cover image GEAR HEADS: The Turbulent Rise of Robotic Sports

GEAR HEADS: The Turbulent Rise of Robotic Sports

Brad Stone, . . Simon & Schuster, $14 (304pp) ISBN 978-0-7432-2951-7

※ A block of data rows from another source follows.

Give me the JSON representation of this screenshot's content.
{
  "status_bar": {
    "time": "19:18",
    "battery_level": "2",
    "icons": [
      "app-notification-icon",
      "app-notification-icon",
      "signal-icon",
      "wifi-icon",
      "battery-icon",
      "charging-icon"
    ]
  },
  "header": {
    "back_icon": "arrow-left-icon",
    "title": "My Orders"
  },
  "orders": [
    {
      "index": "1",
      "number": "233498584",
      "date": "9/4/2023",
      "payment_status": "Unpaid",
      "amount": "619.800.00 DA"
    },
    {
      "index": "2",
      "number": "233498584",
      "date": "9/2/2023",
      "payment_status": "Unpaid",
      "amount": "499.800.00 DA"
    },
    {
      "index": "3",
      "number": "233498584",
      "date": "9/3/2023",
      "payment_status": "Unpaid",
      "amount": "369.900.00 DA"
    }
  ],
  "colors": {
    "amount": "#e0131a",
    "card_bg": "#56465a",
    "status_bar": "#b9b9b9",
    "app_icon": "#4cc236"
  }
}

Casual fans of Comedy Central's Battlebots (fights between human-size robots) will be shocked at the Machiavellian intrigue behind the scenes of the radio-controlled robotic warfare. Newsweek journalist Stone's original and surprisingly engaging account of the rise of "robotic sport" depicts a world hardly anyone not passionate about these gladiatorial gear fests would have ever suspected. And yet all the elements of a taut thriller (or pro wrestling championship) are here: paranoid geeks, rabid lawyers, killer machines, violent threats worthy of Belfast paramilitaries, and the startling revelation that kids who go to MIT are just as devious and twisted as the rest of us. Even the guy who destroyed Run-DMC's career puts in a key appearance. Stone manages to find the universal elements in a story most people not intimately familiar with Robot Wars can appreciate, and he lets those elements do the heavy lifting. Let the gear heads worry about gyroscopes and such: the real entertainment for the rest of us is the conniving and betrayal. The layperson will be fascinated not so much by engine technology as by the unique opportunity to watch a sport in its nascent stages develop rapidly from slightly obsessive leisure pursuit to corporate entertainment industry. Stone phrases his tale within a context accessible to all readers, with plenty for the genuine propeller heads to chew on as well. (Mar.)